Earth's First Rainforest

Ecological gradients within a Pennsylvanian mire forest. 2007. W. A. DiMichele, et al. Geology 35: 415–418.

Detail of a pteridosperm, an extinct seed-producing fern-like plant. Width across image about six centimeters. Photo: H. Falcon-Lang
From the press release:

The 300 million year old forest discovered in the underground workings of a coalmine in Illinois is composed of a bizarre mixture of extinct plants: abundant club mosses, more than 40 metres high, towering over a sub-canopy of tree ferns, intermixed with shrubs and tree-sized horsetails. Nowhere elsewhere on the planet is it possible to (literally) walk through such an extensive swathe of Carboniferous rainforest.

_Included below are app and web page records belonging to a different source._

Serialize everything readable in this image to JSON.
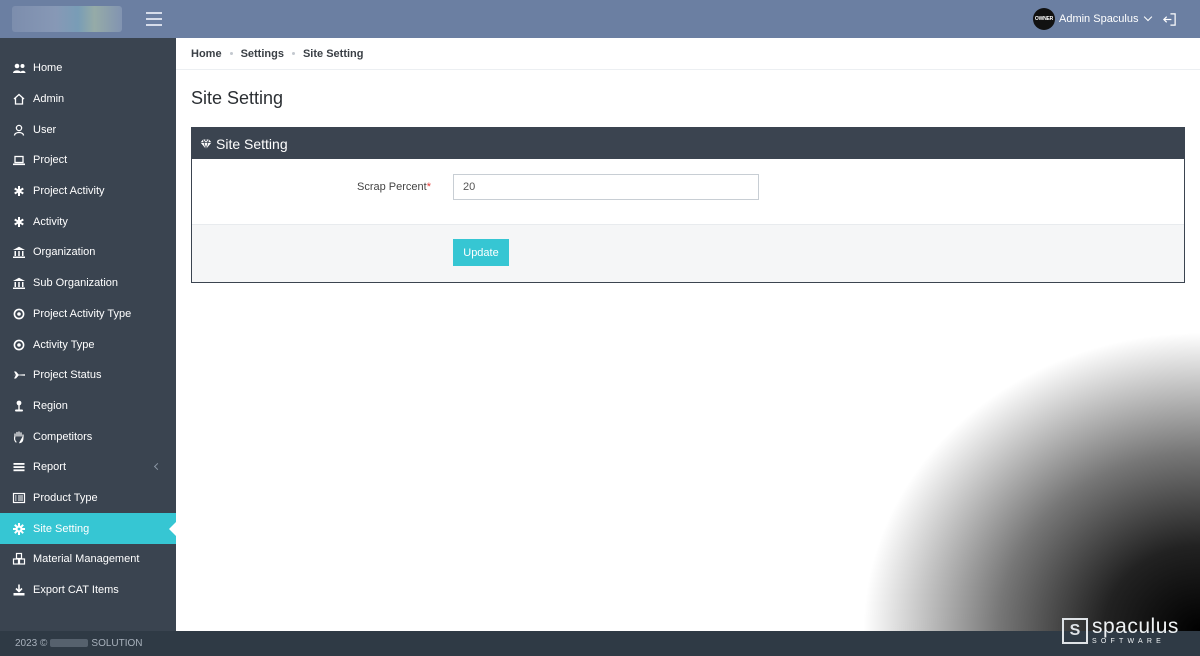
{
  "header": {
    "user_name": "Admin Spaculus",
    "avatar_text": "OWNER"
  },
  "sidebar": {
    "items": [
      {
        "label": "Home",
        "icon": "users-icon"
      },
      {
        "label": "Admin",
        "icon": "home-icon"
      },
      {
        "label": "User",
        "icon": "user-icon"
      },
      {
        "label": "Project",
        "icon": "laptop-icon"
      },
      {
        "label": "Project Activity",
        "icon": "asterisk-icon"
      },
      {
        "label": "Activity",
        "icon": "asterisk-icon"
      },
      {
        "label": "Organization",
        "icon": "bank-icon"
      },
      {
        "label": "Sub Organization",
        "icon": "bank-icon"
      },
      {
        "label": "Project Activity Type",
        "icon": "target-icon"
      },
      {
        "label": "Activity Type",
        "icon": "target-icon"
      },
      {
        "label": "Project Status",
        "icon": "plane-icon"
      },
      {
        "label": "Region",
        "icon": "pin-icon"
      },
      {
        "label": "Competitors",
        "icon": "hand-icon"
      },
      {
        "label": "Report",
        "icon": "list-icon"
      },
      {
        "label": "Product Type",
        "icon": "list-alt-icon"
      },
      {
        "label": "Site Setting",
        "icon": "gear-icon"
      },
      {
        "label": "Material Management",
        "icon": "cubes-icon"
      },
      {
        "label": "Export CAT Items",
        "icon": "download-icon"
      }
    ],
    "active_index": 15
  },
  "breadcrumb": [
    "Home",
    "Settings",
    "Site Setting"
  ],
  "page": {
    "title": "Site Setting"
  },
  "panel": {
    "title": "Site Setting",
    "field_label": "Scrap Percent",
    "required_mark": "*",
    "field_value": "20",
    "submit_label": "Update"
  },
  "footer": {
    "prefix": "2023 ©",
    "suffix": "SOLUTION"
  },
  "watermark": {
    "brand": "spaculus",
    "sub": "SOFTWARE"
  }
}
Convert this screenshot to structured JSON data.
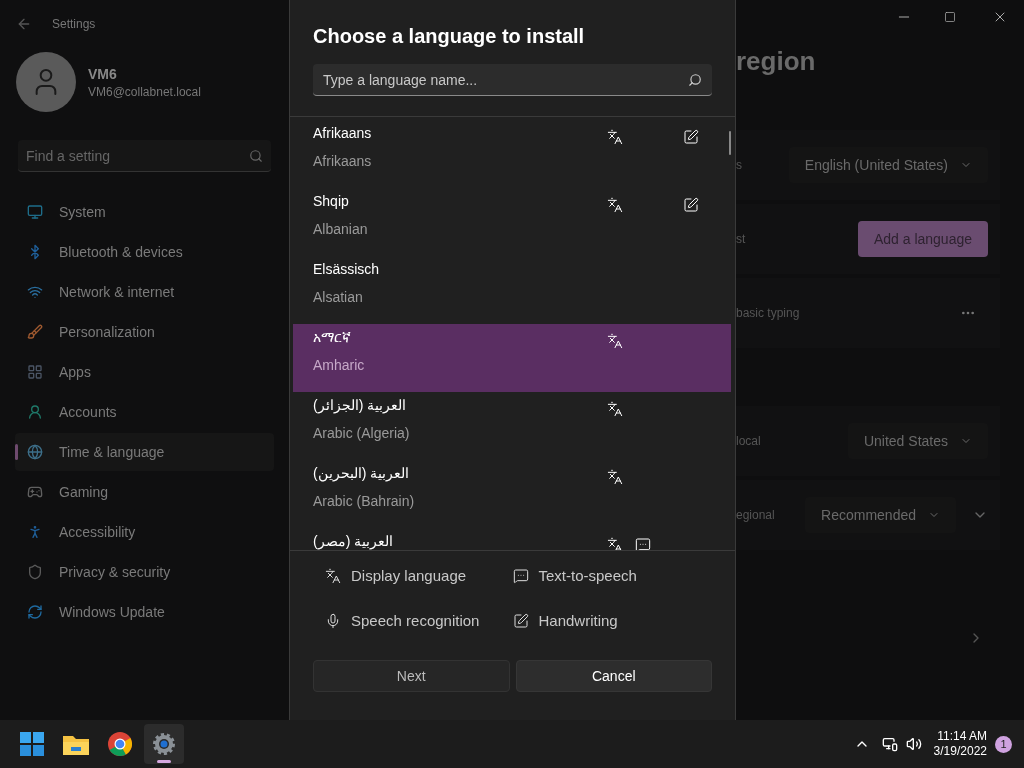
{
  "window": {
    "title": "Settings"
  },
  "user": {
    "name": "VM6",
    "email": "VM6@collabnet.local"
  },
  "search": {
    "placeholder": "Find a setting"
  },
  "nav": [
    {
      "label": "System",
      "selected": false
    },
    {
      "label": "Bluetooth & devices",
      "selected": false
    },
    {
      "label": "Network & internet",
      "selected": false
    },
    {
      "label": "Personalization",
      "selected": false
    },
    {
      "label": "Apps",
      "selected": false
    },
    {
      "label": "Accounts",
      "selected": false
    },
    {
      "label": "Time & language",
      "selected": true
    },
    {
      "label": "Gaming",
      "selected": false
    },
    {
      "label": "Accessibility",
      "selected": false
    },
    {
      "label": "Privacy & security",
      "selected": false
    },
    {
      "label": "Windows Update",
      "selected": false
    }
  ],
  "page": {
    "title": "region",
    "rows": [
      {
        "kind": "dropdown",
        "label": "s",
        "value": "English (United States)"
      },
      {
        "kind": "button",
        "label": "st",
        "value": "Add a language"
      },
      {
        "kind": "more",
        "label": "basic typing"
      },
      {
        "kind": "spacer"
      },
      {
        "kind": "dropdown",
        "label": "local",
        "value": "United States"
      },
      {
        "kind": "dropdown-expand",
        "label": "egional",
        "value": "Recommended"
      },
      {
        "kind": "spacer"
      },
      {
        "kind": "link"
      }
    ]
  },
  "dialog": {
    "title": "Choose a language to install",
    "search": {
      "placeholder": "Type a language name..."
    },
    "languages": [
      {
        "native": "Afrikaans",
        "english": "Afrikaans",
        "display_language": true,
        "text_to_speech": false,
        "handwriting": true,
        "selected": false
      },
      {
        "native": "Shqip",
        "english": "Albanian",
        "display_language": true,
        "text_to_speech": false,
        "handwriting": true,
        "selected": false
      },
      {
        "native": "Elsässisch",
        "english": "Alsatian",
        "display_language": false,
        "text_to_speech": false,
        "handwriting": false,
        "selected": false
      },
      {
        "native": "አማርኛ",
        "english": "Amharic",
        "display_language": true,
        "text_to_speech": false,
        "handwriting": false,
        "selected": true
      },
      {
        "native": "العربية (الجزائر)",
        "english": "Arabic (Algeria)",
        "display_language": true,
        "text_to_speech": false,
        "handwriting": false,
        "selected": false
      },
      {
        "native": "العربية (البحرين)",
        "english": "Arabic (Bahrain)",
        "display_language": true,
        "text_to_speech": false,
        "handwriting": false,
        "selected": false
      },
      {
        "native": "العربية (مصر)",
        "display_language": true,
        "text_to_speech": true,
        "handwriting": false,
        "selected": false
      }
    ],
    "legend": [
      "Display language",
      "Text-to-speech",
      "Speech recognition",
      "Handwriting"
    ],
    "buttons": [
      {
        "label": "Next",
        "kind": "primary"
      },
      {
        "label": "Cancel",
        "kind": "secondary"
      }
    ]
  },
  "taskbar": {
    "apps": [
      {
        "kind": "start",
        "active": false
      },
      {
        "kind": "folder",
        "active": false
      },
      {
        "kind": "browser",
        "active": false
      },
      {
        "kind": "gear",
        "active": true
      }
    ],
    "time": "11:14 AM",
    "date": "3/19/2022",
    "notifications": "1"
  }
}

The fossil forest is the largest ever found, covering over 10,000 hectares, an area 10 km by 10 km. The fossils preserve a unique snapshot of what tropical rainforests were like 300 million year ago.

The fossils show that the Earth's first rainforests were highly diverse and that the kinds of tree species changed across the ancient landscape. The forest dates from the Carboniferous period, 300 million years ago, when most of the world's coal resources were formed.